_Goal of the exercise_: Write down nothing except how many lines in the entries contain "Nubes".

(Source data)
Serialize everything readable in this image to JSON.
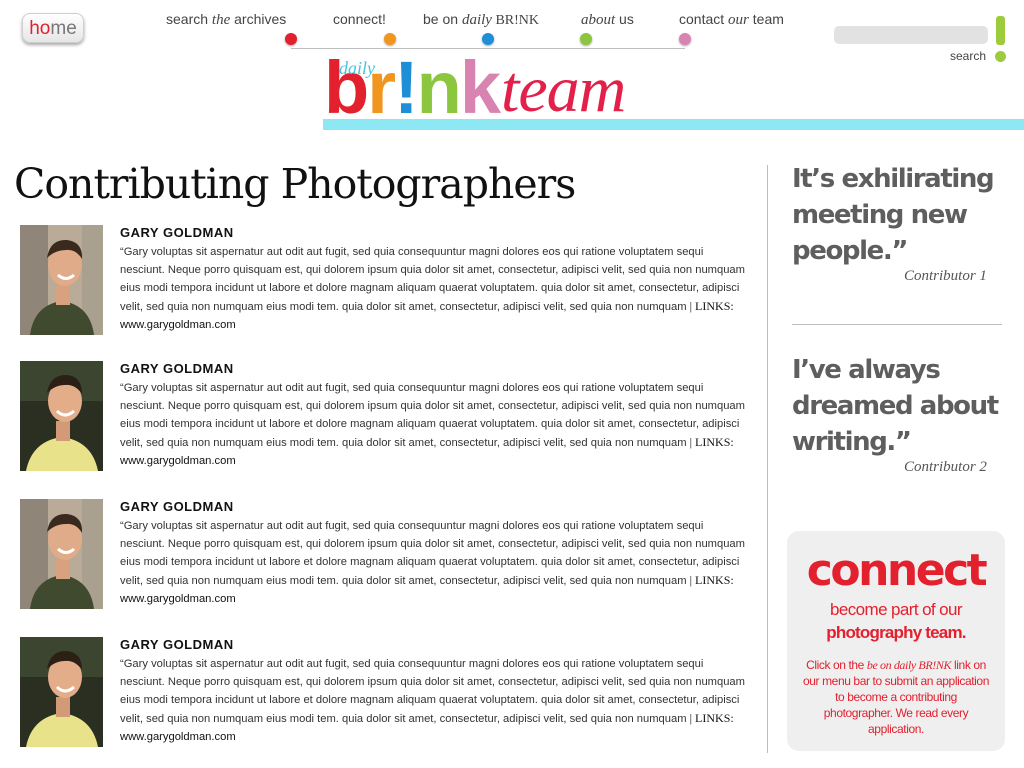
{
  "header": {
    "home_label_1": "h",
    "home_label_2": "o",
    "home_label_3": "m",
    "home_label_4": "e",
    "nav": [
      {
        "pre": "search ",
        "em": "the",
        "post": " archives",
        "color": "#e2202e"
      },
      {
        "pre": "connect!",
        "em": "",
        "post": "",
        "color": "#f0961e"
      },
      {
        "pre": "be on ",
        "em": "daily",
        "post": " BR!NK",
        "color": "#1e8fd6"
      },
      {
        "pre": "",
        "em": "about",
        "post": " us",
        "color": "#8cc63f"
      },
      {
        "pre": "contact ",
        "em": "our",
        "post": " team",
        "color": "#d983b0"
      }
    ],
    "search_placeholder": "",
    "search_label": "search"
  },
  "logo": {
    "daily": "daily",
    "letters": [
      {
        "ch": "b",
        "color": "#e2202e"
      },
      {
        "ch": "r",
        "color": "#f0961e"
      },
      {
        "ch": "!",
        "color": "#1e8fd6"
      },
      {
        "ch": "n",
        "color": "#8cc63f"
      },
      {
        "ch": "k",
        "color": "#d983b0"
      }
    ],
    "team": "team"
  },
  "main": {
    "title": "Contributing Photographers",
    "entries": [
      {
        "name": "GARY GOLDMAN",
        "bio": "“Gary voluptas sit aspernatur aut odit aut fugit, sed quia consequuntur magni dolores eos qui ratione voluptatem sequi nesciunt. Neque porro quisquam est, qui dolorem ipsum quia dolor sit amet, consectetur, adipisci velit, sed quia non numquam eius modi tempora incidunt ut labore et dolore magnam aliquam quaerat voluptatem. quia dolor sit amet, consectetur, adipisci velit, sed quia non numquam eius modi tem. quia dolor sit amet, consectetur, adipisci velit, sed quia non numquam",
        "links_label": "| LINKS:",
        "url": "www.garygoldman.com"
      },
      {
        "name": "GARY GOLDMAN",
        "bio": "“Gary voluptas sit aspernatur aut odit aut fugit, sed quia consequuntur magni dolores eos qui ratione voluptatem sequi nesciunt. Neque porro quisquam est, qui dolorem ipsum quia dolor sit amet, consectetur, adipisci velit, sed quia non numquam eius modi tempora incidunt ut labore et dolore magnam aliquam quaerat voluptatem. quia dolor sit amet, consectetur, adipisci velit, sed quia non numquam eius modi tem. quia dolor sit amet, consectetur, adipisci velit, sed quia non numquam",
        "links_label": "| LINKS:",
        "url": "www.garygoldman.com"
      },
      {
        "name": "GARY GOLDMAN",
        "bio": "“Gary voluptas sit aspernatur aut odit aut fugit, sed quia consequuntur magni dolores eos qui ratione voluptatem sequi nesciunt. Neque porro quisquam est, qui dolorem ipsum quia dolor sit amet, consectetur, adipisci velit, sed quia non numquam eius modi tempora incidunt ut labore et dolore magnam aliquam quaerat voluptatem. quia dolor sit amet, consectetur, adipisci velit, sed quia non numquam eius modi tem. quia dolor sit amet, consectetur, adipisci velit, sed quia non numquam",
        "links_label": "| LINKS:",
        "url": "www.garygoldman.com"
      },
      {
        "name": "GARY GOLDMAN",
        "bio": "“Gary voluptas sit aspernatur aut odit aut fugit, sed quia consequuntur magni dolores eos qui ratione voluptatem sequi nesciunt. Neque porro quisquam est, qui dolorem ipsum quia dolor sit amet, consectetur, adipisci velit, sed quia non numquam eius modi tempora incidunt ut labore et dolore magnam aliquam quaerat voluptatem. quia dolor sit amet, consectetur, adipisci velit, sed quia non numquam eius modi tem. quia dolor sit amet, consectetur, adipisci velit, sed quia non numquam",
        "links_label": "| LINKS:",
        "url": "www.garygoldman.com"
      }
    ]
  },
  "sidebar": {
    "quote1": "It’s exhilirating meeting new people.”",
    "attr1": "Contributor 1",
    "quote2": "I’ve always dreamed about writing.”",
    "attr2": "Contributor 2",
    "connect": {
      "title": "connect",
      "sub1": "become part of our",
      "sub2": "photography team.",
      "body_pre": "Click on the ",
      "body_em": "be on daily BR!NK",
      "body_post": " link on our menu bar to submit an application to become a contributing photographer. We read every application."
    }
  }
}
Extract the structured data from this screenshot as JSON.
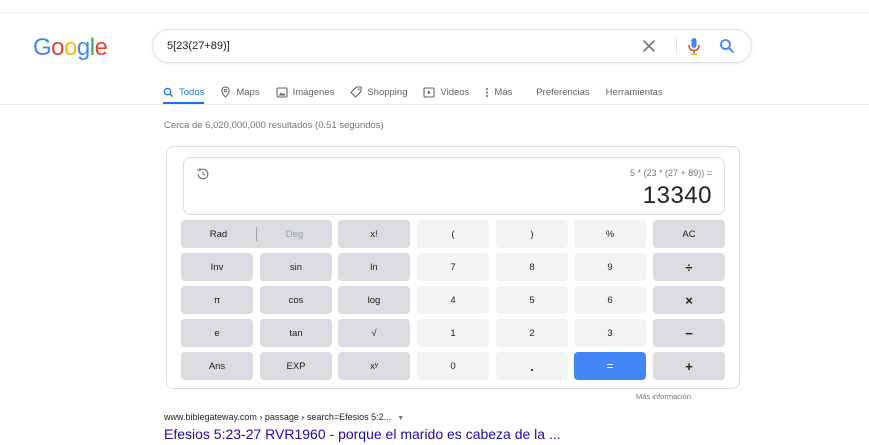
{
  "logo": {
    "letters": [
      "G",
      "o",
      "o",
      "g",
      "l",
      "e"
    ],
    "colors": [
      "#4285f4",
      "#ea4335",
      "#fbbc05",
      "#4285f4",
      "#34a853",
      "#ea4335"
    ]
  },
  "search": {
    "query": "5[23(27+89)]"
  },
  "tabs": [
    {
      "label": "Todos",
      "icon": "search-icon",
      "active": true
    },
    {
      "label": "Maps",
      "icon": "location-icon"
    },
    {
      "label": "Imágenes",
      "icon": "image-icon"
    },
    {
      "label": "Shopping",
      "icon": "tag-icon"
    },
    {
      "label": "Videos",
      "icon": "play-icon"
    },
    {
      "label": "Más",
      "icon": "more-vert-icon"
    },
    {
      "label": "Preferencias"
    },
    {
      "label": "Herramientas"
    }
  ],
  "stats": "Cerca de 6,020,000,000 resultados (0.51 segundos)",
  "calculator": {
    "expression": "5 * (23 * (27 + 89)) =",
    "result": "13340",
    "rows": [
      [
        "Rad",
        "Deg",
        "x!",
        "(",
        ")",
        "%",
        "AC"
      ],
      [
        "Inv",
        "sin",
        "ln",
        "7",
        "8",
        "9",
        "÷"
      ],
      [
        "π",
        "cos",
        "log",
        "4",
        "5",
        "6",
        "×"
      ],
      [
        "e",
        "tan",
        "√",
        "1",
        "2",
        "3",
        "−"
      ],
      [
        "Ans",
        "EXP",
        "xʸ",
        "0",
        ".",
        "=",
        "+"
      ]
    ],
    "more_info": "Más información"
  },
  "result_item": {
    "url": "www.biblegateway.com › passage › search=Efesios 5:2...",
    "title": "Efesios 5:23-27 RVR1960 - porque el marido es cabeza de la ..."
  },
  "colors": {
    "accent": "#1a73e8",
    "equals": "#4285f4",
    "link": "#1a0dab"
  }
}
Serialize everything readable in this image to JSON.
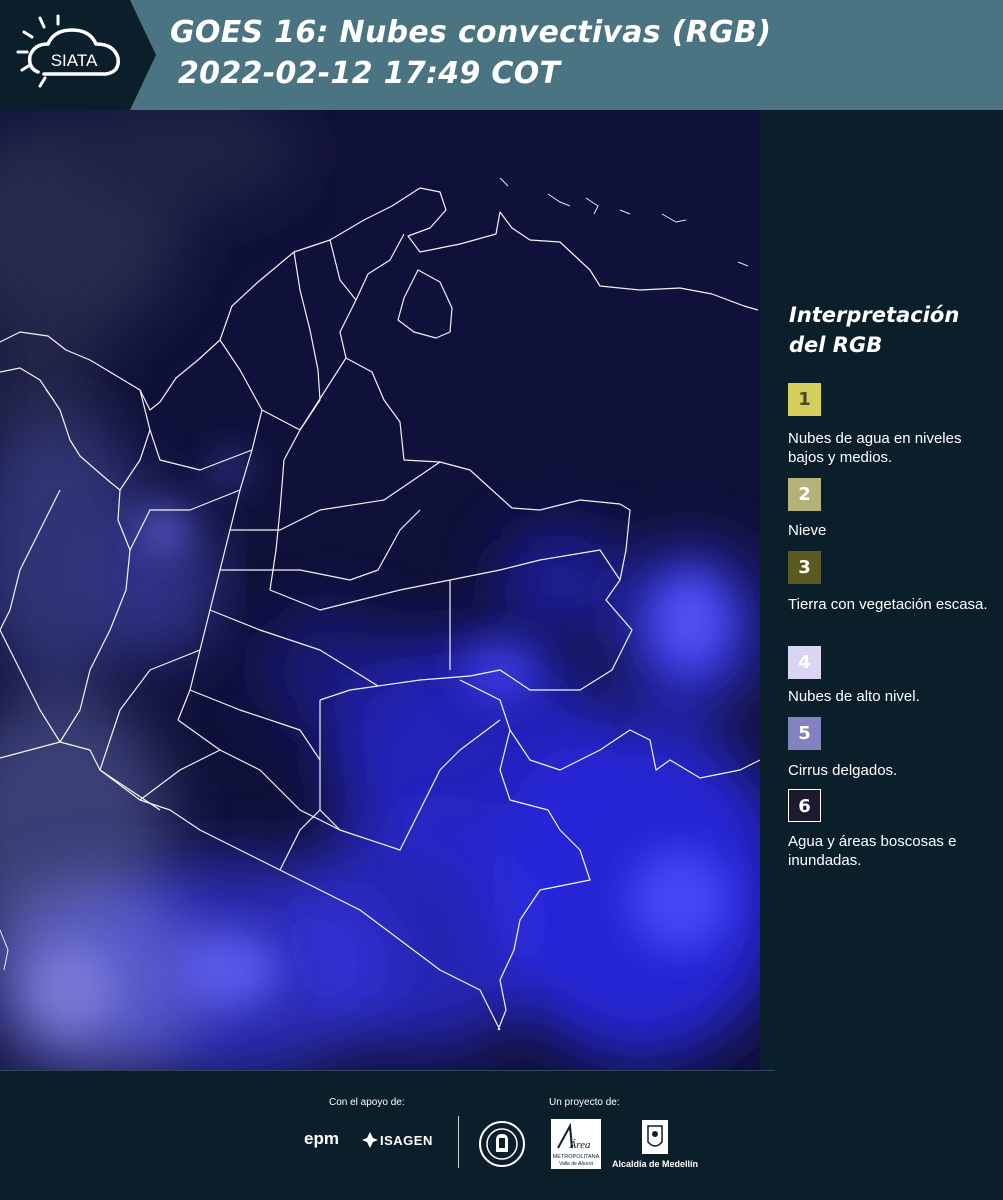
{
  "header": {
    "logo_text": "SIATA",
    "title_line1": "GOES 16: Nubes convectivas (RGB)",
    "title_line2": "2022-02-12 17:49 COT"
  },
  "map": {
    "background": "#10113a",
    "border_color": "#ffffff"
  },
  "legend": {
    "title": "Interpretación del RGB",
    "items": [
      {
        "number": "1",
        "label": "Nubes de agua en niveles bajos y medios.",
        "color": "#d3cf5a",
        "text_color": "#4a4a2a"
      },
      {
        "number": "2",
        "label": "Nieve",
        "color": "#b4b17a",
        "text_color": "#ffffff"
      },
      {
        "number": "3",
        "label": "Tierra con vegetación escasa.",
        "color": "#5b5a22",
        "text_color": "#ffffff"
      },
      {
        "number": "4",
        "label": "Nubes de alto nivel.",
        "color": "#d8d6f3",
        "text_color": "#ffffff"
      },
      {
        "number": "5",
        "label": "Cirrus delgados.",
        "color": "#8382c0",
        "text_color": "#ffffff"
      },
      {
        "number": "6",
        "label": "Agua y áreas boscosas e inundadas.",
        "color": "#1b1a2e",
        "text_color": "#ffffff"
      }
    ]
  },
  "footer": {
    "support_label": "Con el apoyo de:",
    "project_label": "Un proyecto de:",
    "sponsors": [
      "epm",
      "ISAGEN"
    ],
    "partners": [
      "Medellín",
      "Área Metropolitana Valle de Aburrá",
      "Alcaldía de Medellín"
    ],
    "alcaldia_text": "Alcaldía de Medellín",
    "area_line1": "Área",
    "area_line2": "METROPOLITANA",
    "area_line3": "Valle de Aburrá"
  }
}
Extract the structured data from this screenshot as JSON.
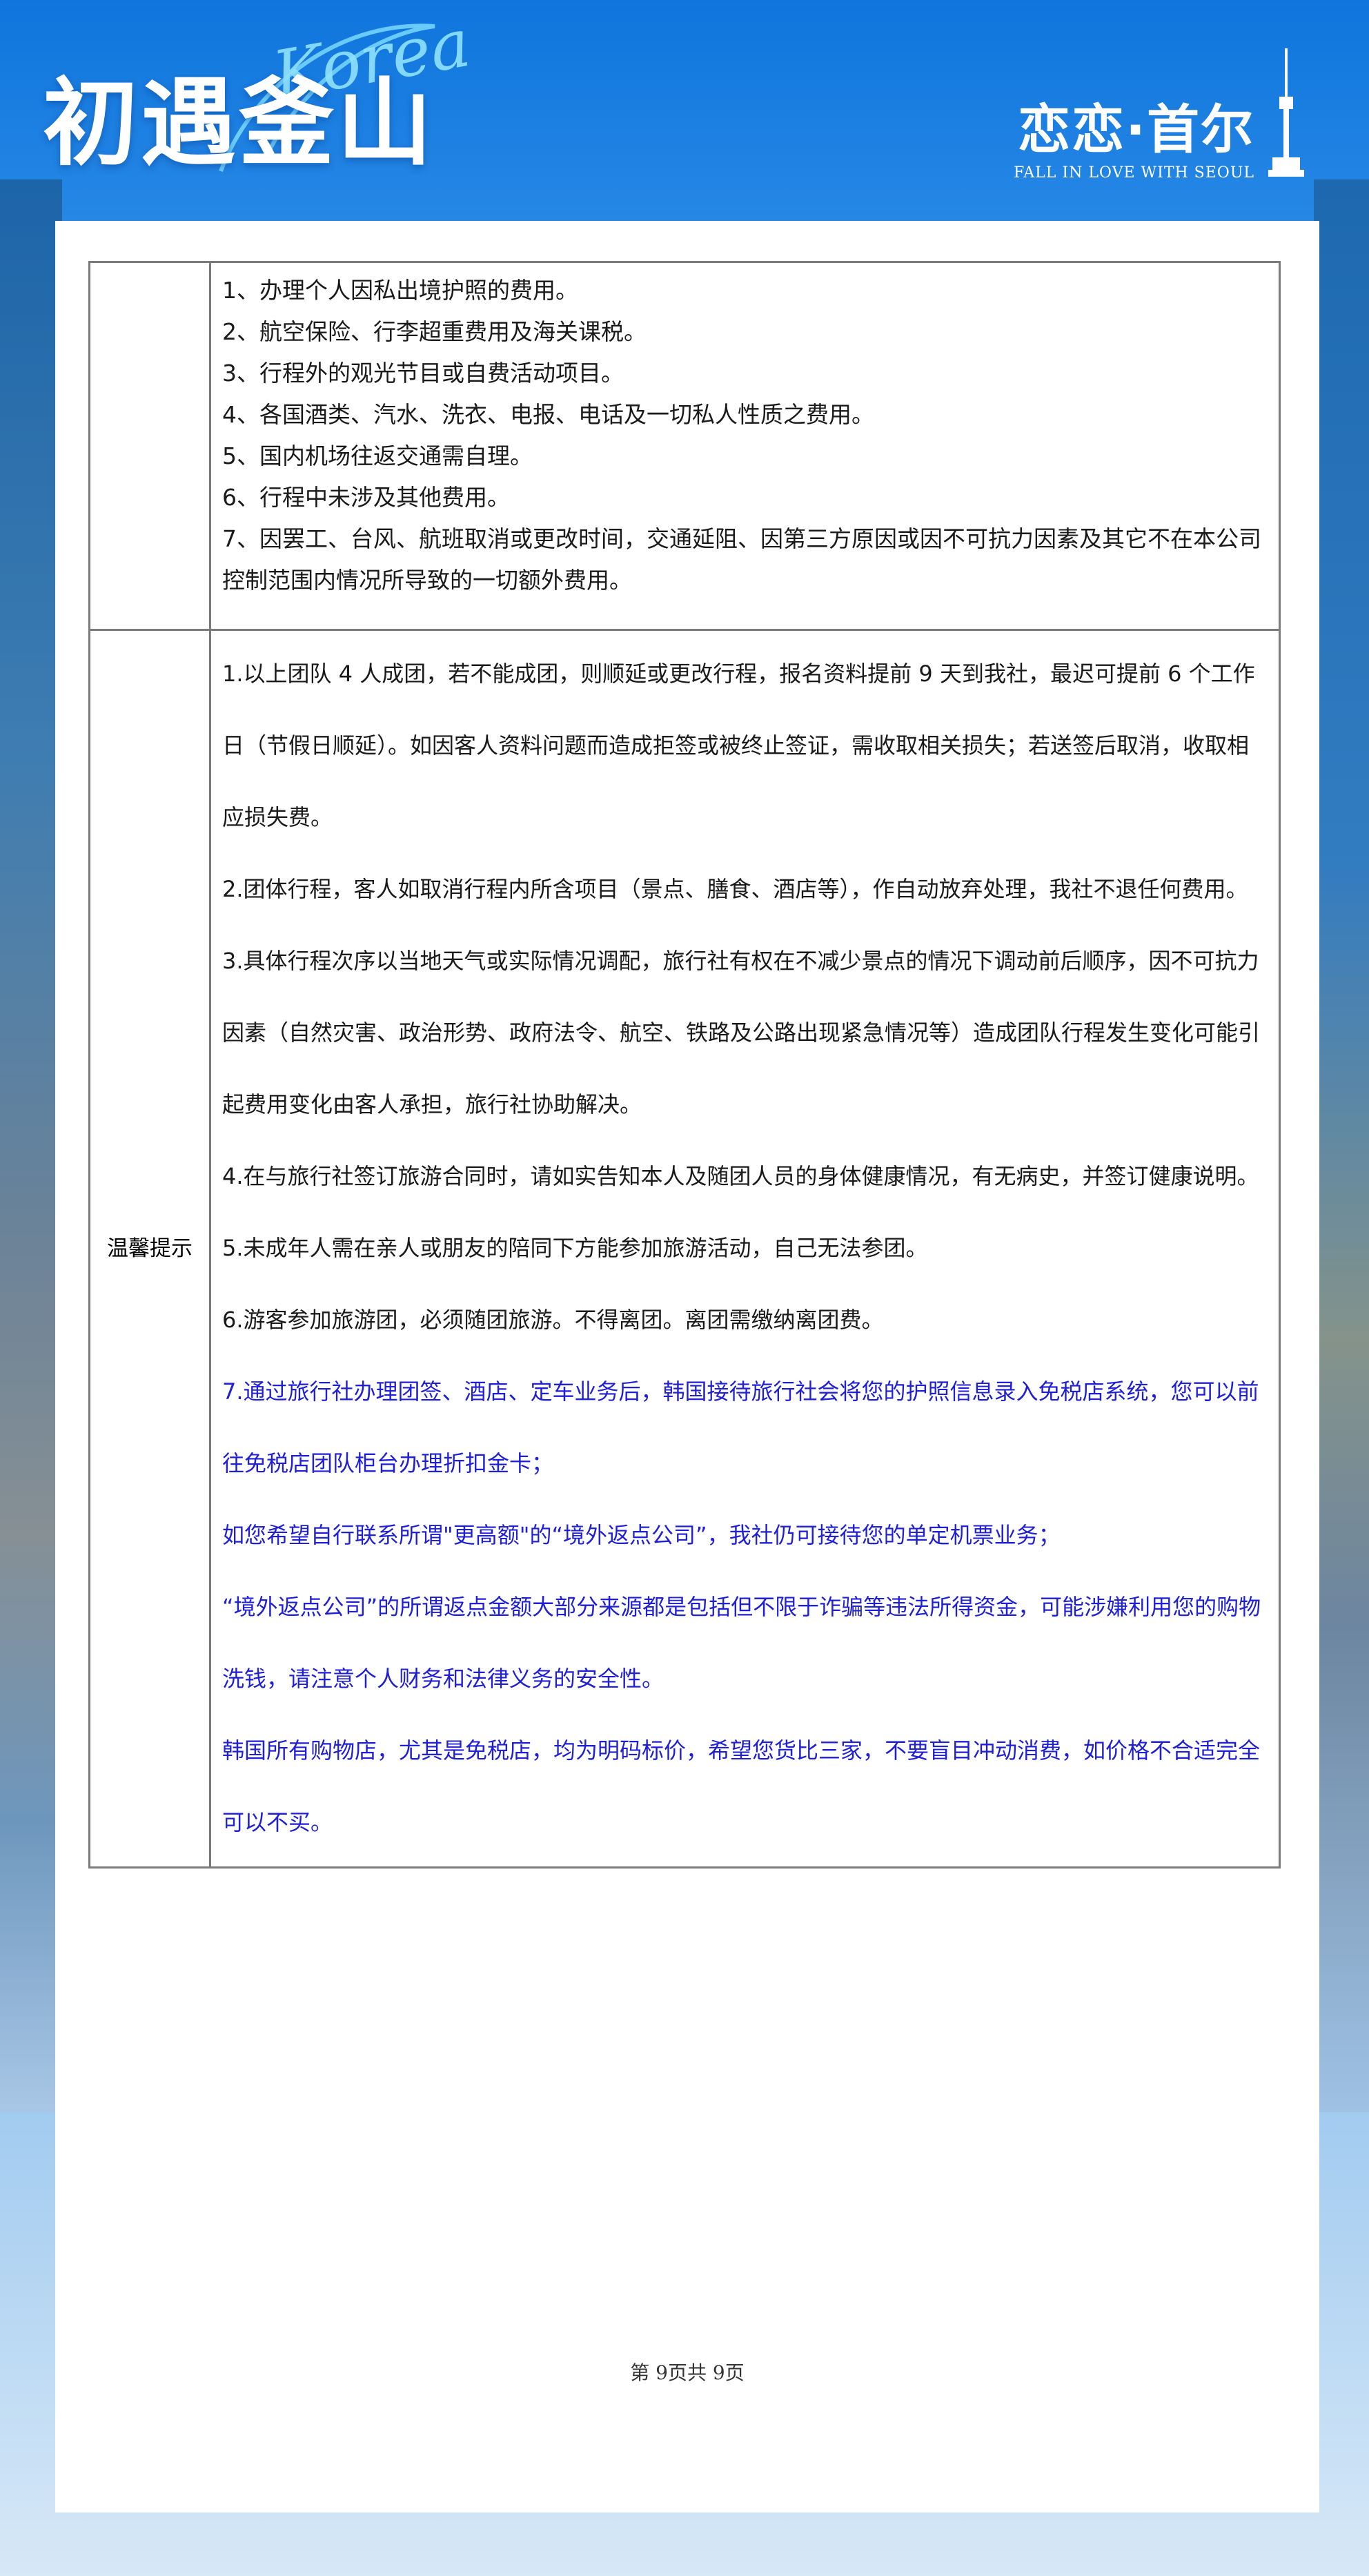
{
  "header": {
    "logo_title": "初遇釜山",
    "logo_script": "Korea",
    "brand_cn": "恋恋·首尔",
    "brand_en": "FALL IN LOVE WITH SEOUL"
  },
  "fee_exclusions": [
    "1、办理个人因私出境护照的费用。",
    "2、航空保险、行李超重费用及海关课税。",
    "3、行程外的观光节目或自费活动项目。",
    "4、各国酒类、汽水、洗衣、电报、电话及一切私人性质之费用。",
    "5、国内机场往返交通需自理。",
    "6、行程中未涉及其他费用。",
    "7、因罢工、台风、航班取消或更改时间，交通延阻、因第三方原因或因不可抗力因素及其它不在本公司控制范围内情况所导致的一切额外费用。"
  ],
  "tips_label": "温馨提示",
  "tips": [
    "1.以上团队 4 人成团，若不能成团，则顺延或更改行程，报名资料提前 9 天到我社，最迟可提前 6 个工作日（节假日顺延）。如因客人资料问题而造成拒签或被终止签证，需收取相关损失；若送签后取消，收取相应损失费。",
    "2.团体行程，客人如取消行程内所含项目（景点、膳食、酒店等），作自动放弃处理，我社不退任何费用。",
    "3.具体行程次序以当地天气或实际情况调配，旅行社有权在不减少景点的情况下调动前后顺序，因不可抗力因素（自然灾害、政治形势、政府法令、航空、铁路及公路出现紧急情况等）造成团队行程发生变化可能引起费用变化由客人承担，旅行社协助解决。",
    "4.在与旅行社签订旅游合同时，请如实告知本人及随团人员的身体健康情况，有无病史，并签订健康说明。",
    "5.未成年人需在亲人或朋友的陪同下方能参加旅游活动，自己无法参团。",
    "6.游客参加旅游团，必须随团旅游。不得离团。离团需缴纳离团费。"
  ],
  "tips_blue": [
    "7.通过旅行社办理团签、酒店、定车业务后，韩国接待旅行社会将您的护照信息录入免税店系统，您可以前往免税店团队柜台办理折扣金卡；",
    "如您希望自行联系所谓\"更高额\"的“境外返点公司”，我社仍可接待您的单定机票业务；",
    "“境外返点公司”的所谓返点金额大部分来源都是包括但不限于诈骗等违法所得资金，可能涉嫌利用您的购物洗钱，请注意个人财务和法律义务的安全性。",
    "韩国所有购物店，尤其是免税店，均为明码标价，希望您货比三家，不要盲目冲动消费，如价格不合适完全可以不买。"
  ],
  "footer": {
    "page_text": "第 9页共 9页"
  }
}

_Exercise answer_: 3